I've now used Tableau almost every day since June, and even now I'm impressed at how much thinking it does for me - And in particular, I'm talking about the speed at which queries are run, and how this allows the user to iterate quickly* (*quickly here coming with a caveat of the structure, size and nature of the data you are connecting to Tableau..) "at the speed of thought" - Meaning you're able to answer questions quickly, easily and actually, pretty effectively.
How good are you at Powerpoint?
Was that a Microsoft Office joke?
When asked where Tableau falls in the Powerpoint/Excel spectrum (a remarkably common question), I launch into a anecdote (obviously) of when I was intern during my year in industry working in business development. I'd work on a 2-3 month project, collating qualitative and quantitative data before presenting it in a 3-4 hour meeting to the project leaders/clients. My worst nightmare? Being stopped on slide 36 of 60 and being asked to change the colour of a chart, or to pivot it, or to add another chart underneath it to show something in a different way. Argh! Such a small pain, but meaning another month attached before it would disappear off my plate.
This story has seemed to resonate with quite a few analysts I've met since I started with the Information Lab - The iteration process, people not trusting the data they're seeing & the painful cost of time. Wouldn't it be nice if there was a simpler way?
Enter Tableau - And more importantly, the #TableauShuffle.
I have to credit Craig Bloodworth with the coinage of this term which I have used endlessly since he challenge us (#DS1) to think about what's going to happen to the visualisation before we drag and drop a field onto columns or rows. This is where I began to understand the value of actually understanding the tool.
So what is the Tableau Shuffle?
(apart from a super cool move which should be added to the range of dance moves that Jewel Loree came up with for #TC15) (Jewel, if you're reading this - if this ever gets repeated, it would make my life if the Tableau Shuffle was added to #WatchMeViz!)
|Though, perhaps thie drag and drop move works quite well...|
The Tableau Shuffle is the iterative process of dragging and dropping dimensions and measures to see what happens - It's one of the best parts of Tableau.
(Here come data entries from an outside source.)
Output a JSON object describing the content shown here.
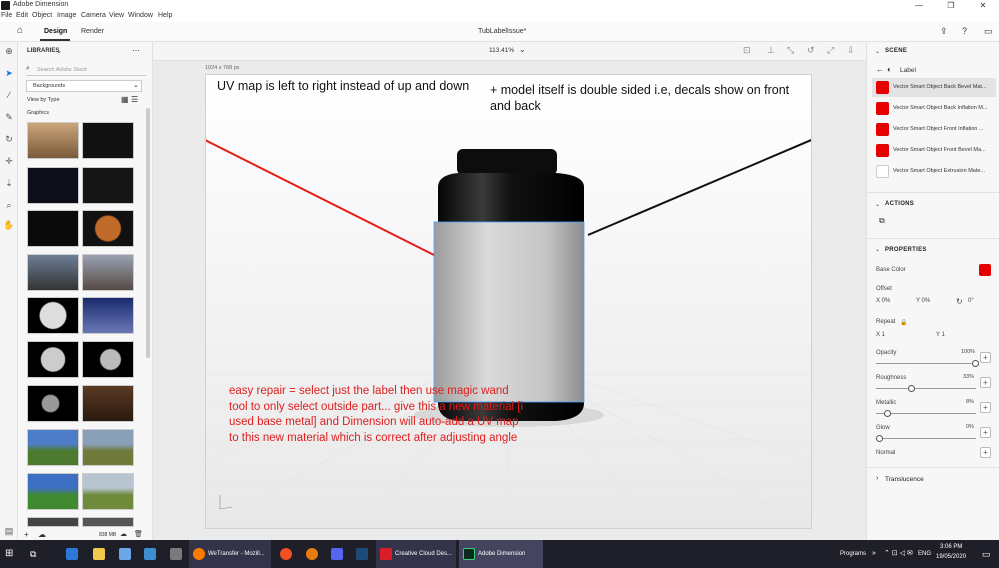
{
  "window": {
    "title": "Adobe Dimension"
  },
  "menu": [
    "File",
    "Edit",
    "Object",
    "Image",
    "Camera",
    "View",
    "Window",
    "Help"
  ],
  "toolbar": {
    "tabs": [
      "Design",
      "Render"
    ],
    "doc_title": "TubLabelIssue*",
    "zoom": "113.41%",
    "viewport_size": "1024 x 768 px"
  },
  "libraries": {
    "title": "LIBRARIES",
    "search_placeholder": "Search Adobe Stock",
    "dropdown": "Backgrounds",
    "view_by": "View by Type",
    "section": "Graphics",
    "storage": "838 MB"
  },
  "annotations": {
    "uv": "UV map is left to right instead of up and down",
    "double_sided": "+ model itself is double sided i.e, decals show on front and back",
    "repair": "easy repair = select just the label then use magic wand tool to only select outside part... give this a new material [i used base metal] and Dimension will auto-add a UV map to this new material which is correct after adjusting angle"
  },
  "scene": {
    "header": "SCENE",
    "crumb": "Label",
    "materials": [
      {
        "label": "Vector Smart Object Back Bevel Mat...",
        "color": "#e60000"
      },
      {
        "label": "Vector Smart Object Back Inflation M...",
        "color": "#e60000"
      },
      {
        "label": "Vector Smart Object Front Inflation ...",
        "color": "#e60000"
      },
      {
        "label": "Vector Smart Object Front Bevel Ma...",
        "color": "#e60000"
      },
      {
        "label": "Vector Smart Object Extrusion Mate...",
        "color": "#ffffff"
      }
    ]
  },
  "actions": {
    "header": "ACTIONS"
  },
  "properties": {
    "header": "PROPERTIES",
    "base_color_label": "Base Color",
    "base_color": "#e60000",
    "offset_label": "Offset",
    "offset_x": "X  0%",
    "offset_y": "Y  0%",
    "offset_rot": "0°",
    "repeat_label": "Repeat",
    "repeat_x": "X  1",
    "repeat_y": "Y  1",
    "opacity_label": "Opacity",
    "opacity": "100%",
    "opacity_level": 1.0,
    "roughness_label": "Roughness",
    "roughness": "33%",
    "roughness_level": 0.33,
    "metallic_label": "Metallic",
    "metallic": "8%",
    "metallic_level": 0.08,
    "glow_label": "Glow",
    "glow": "0%",
    "glow_level": 0.0,
    "normal_label": "Normal",
    "translucence_label": "Translucence"
  },
  "taskbar": {
    "items": [
      "WeTransfer - Mozill...",
      "Creative Cloud Des...",
      "Adobe Dimension"
    ],
    "programs": "Programs",
    "lang": "ENG",
    "time": "3:06 PM",
    "date": "19/05/2020"
  },
  "colors": {
    "annotation_red": "#e01e1e",
    "annotation_black": "#111111",
    "accent": "#e60000"
  }
}
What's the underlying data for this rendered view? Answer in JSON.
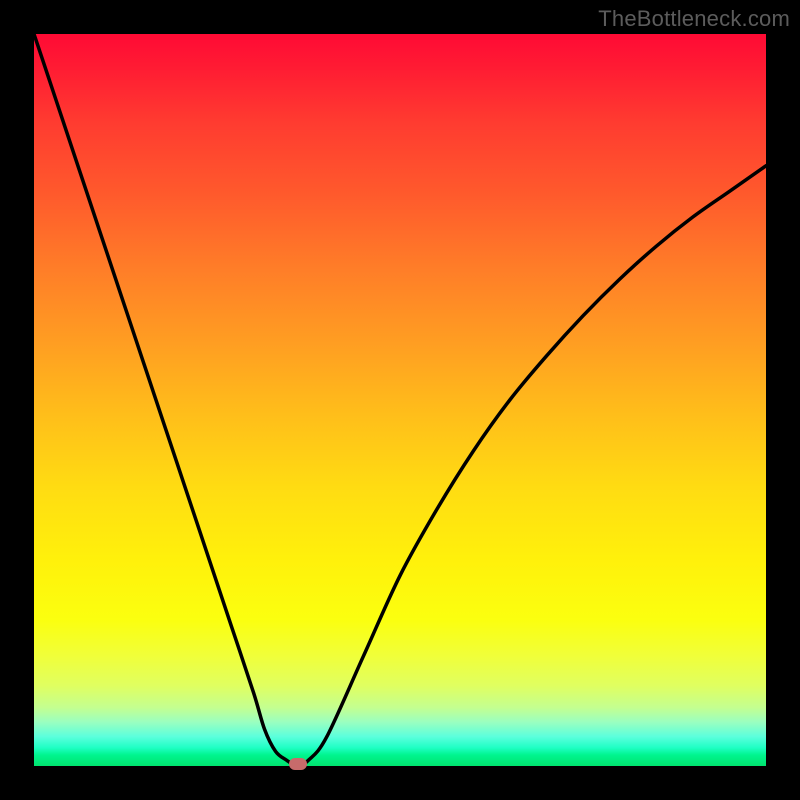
{
  "watermark": "TheBottleneck.com",
  "colors": {
    "frame": "#000000",
    "gradient_top": "#ff0a34",
    "gradient_bottom": "#00e36e",
    "curve": "#000000",
    "marker": "#c76b6b",
    "watermark_text": "#5c5c5c"
  },
  "chart_data": {
    "type": "line",
    "title": "",
    "xlabel": "",
    "ylabel": "",
    "xlim": [
      0,
      100
    ],
    "ylim": [
      0,
      100
    ],
    "grid": false,
    "legend": false,
    "series": [
      {
        "name": "bottleneck-curve",
        "x": [
          0,
          3,
          6,
          9,
          12,
          15,
          18,
          21,
          24,
          27,
          30,
          31.5,
          33,
          34.5,
          36,
          37.5,
          40,
          45,
          50,
          55,
          60,
          65,
          70,
          75,
          80,
          85,
          90,
          95,
          100
        ],
        "values": [
          100,
          91,
          82,
          73,
          64,
          55,
          46,
          37,
          28,
          19,
          10,
          5,
          2,
          0.8,
          0,
          0.8,
          4,
          15,
          26,
          35,
          43,
          50,
          56,
          61.5,
          66.5,
          71,
          75,
          78.5,
          82
        ]
      }
    ],
    "minimum_marker": {
      "x": 36,
      "y": 0
    },
    "notes": "V-shaped bottleneck curve over a vertical traffic-light gradient; minimum near x≈36 touching the bottom (green). Values are percentages estimated from pixel positions."
  }
}
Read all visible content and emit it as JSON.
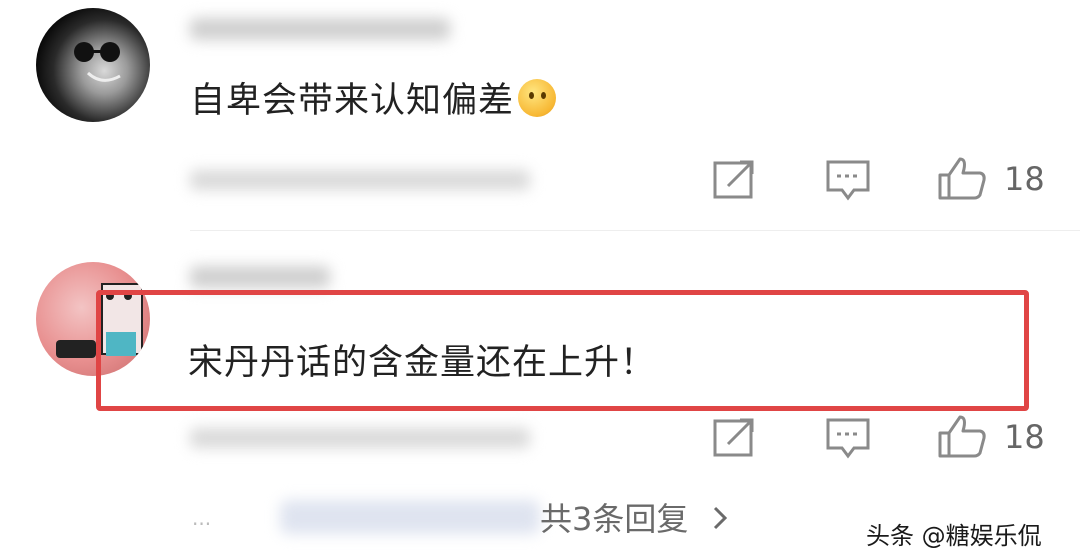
{
  "comments": [
    {
      "text": "自卑会带来认知偏差",
      "emoji_icon": "thinking-face-emoji",
      "like_count": "18"
    },
    {
      "text": "宋丹丹话的含金量还在上升！",
      "like_count": "18",
      "replies_label": "共3条回复"
    }
  ],
  "icons": [
    "share-icon",
    "comment-icon",
    "thumbs-up-icon",
    "chevron-right-icon"
  ],
  "watermark": "头条 @糖娱乐侃",
  "colors": {
    "highlight": "#e04545",
    "icon": "#8a8a8a",
    "text": "#222222"
  }
}
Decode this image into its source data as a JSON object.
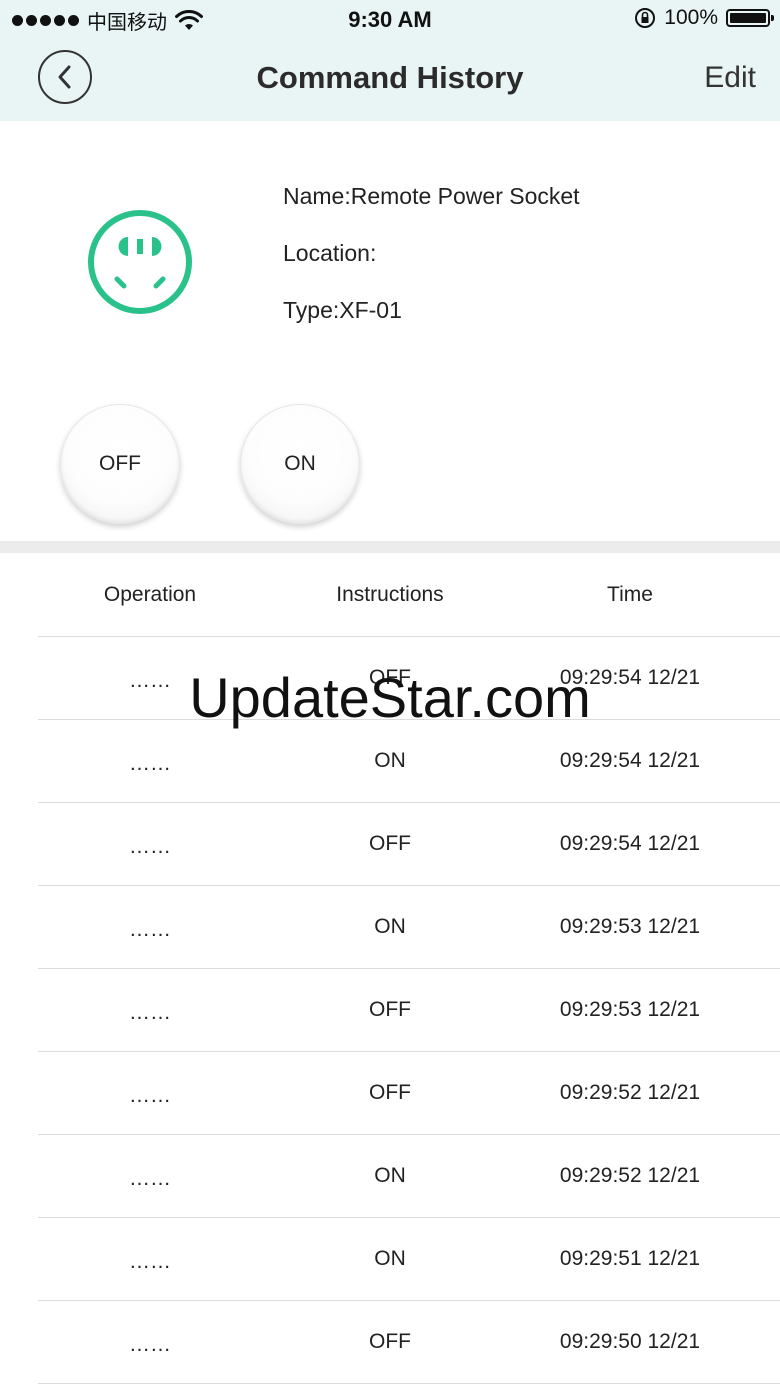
{
  "status_bar": {
    "carrier": "中国移动",
    "time": "9:30 AM",
    "battery_text": "100%",
    "battery_level": 1.0
  },
  "navbar": {
    "title": "Command History",
    "edit_label": "Edit",
    "back_icon": "chevron-left-icon"
  },
  "device": {
    "icon": "socket-icon",
    "icon_color": "#2ac28a",
    "name": "Name:Remote Power Socket",
    "location": "Location:",
    "type": "Type:XF-01",
    "off_label": "OFF",
    "on_label": "ON"
  },
  "table": {
    "headers": [
      "Operation",
      "Instructions",
      "Time"
    ],
    "rows": [
      {
        "operation": "……",
        "instruction": "OFF",
        "time": "09:29:54 12/21"
      },
      {
        "operation": "……",
        "instruction": "ON",
        "time": "09:29:54 12/21"
      },
      {
        "operation": "……",
        "instruction": "OFF",
        "time": "09:29:54 12/21"
      },
      {
        "operation": "……",
        "instruction": "ON",
        "time": "09:29:53 12/21"
      },
      {
        "operation": "……",
        "instruction": "OFF",
        "time": "09:29:53 12/21"
      },
      {
        "operation": "……",
        "instruction": "OFF",
        "time": "09:29:52 12/21"
      },
      {
        "operation": "……",
        "instruction": "ON",
        "time": "09:29:52 12/21"
      },
      {
        "operation": "……",
        "instruction": "ON",
        "time": "09:29:51 12/21"
      },
      {
        "operation": "……",
        "instruction": "OFF",
        "time": "09:29:50 12/21"
      }
    ]
  },
  "watermark": "UpdateStar.com"
}
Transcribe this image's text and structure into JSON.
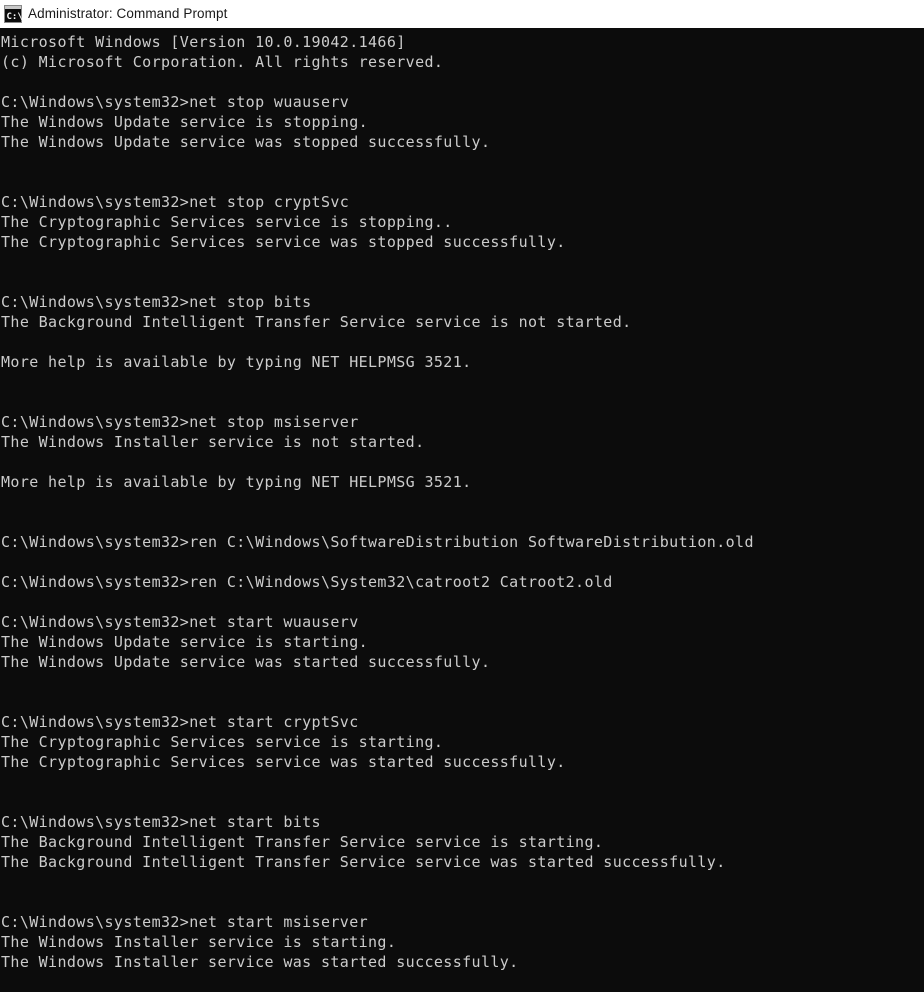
{
  "window": {
    "title": "Administrator: Command Prompt",
    "icon": "command-prompt-icon",
    "icon_text": "C:\\",
    "background_color": "#0c0c0c",
    "foreground_color": "#cccccc",
    "titlebar_background_color": "#ffffff",
    "titlebar_text_color": "#1a1a1a"
  },
  "console": {
    "prompt": "C:\\Windows\\system32>",
    "banner": [
      "Microsoft Windows [Version 10.0.19042.1466]",
      "(c) Microsoft Corporation. All rights reserved."
    ],
    "version": "10.0.19042.1466",
    "commands": [
      "net stop wuauserv",
      "net stop cryptSvc",
      "net stop bits",
      "net stop msiserver",
      "ren C:\\Windows\\SoftwareDistribution SoftwareDistribution.old",
      "ren C:\\Windows\\System32\\catroot2 Catroot2.old",
      "net start wuauserv",
      "net start cryptSvc",
      "net start bits",
      "net start msiserver"
    ],
    "lines": [
      "Microsoft Windows [Version 10.0.19042.1466]",
      "(c) Microsoft Corporation. All rights reserved.",
      "",
      "C:\\Windows\\system32>net stop wuauserv",
      "The Windows Update service is stopping.",
      "The Windows Update service was stopped successfully.",
      "",
      "",
      "C:\\Windows\\system32>net stop cryptSvc",
      "The Cryptographic Services service is stopping..",
      "The Cryptographic Services service was stopped successfully.",
      "",
      "",
      "C:\\Windows\\system32>net stop bits",
      "The Background Intelligent Transfer Service service is not started.",
      "",
      "More help is available by typing NET HELPMSG 3521.",
      "",
      "",
      "C:\\Windows\\system32>net stop msiserver",
      "The Windows Installer service is not started.",
      "",
      "More help is available by typing NET HELPMSG 3521.",
      "",
      "",
      "C:\\Windows\\system32>ren C:\\Windows\\SoftwareDistribution SoftwareDistribution.old",
      "",
      "C:\\Windows\\system32>ren C:\\Windows\\System32\\catroot2 Catroot2.old",
      "",
      "C:\\Windows\\system32>net start wuauserv",
      "The Windows Update service is starting.",
      "The Windows Update service was started successfully.",
      "",
      "",
      "C:\\Windows\\system32>net start cryptSvc",
      "The Cryptographic Services service is starting.",
      "The Cryptographic Services service was started successfully.",
      "",
      "",
      "C:\\Windows\\system32>net start bits",
      "The Background Intelligent Transfer Service service is starting.",
      "The Background Intelligent Transfer Service service was started successfully.",
      "",
      "",
      "C:\\Windows\\system32>net start msiserver",
      "The Windows Installer service is starting.",
      "The Windows Installer service was started successfully."
    ]
  }
}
Indeed, I didn't know that double-clicking a field would drop it on rows and columns until I started at the Data School. And it was a few weeks before I discovered right click and drag - But I digress...
I used the TransferMarkt dataset I uploaded a few weeks ago (the first viz I made for this is here) to do this (click the image to bigger it);
Here, I'm looking at the age curve of players who start a match across the entire dataset - As we can see, there's a clear bell curve. Now I see this, I like it, I understand it - But I want to know how does this compare to the number of sub appearances?
Nice. But what about by league?
Yup. That's it.
This is what I love about the Tableau Shuffle. You can drag something on, dislike it, take it off - Drag something else on, change the chart type.
*Everyday I'm shuf-shufflin*
And it just works.
A step further to this was the last challenge I set for the 2nd Cohort of the Data School (#DS2) in the Data School Gym (where we flex our viz muscles of course) - The premise was using this button
which turns off automatic updates... And then building a dashboard! It's harder than you think, and makes you think about the composition of a view while you're building it.
I'd love to know you guys' thoughts on the Tableau Shuffle - And any experiences you've had where you would have loved to use such a technique.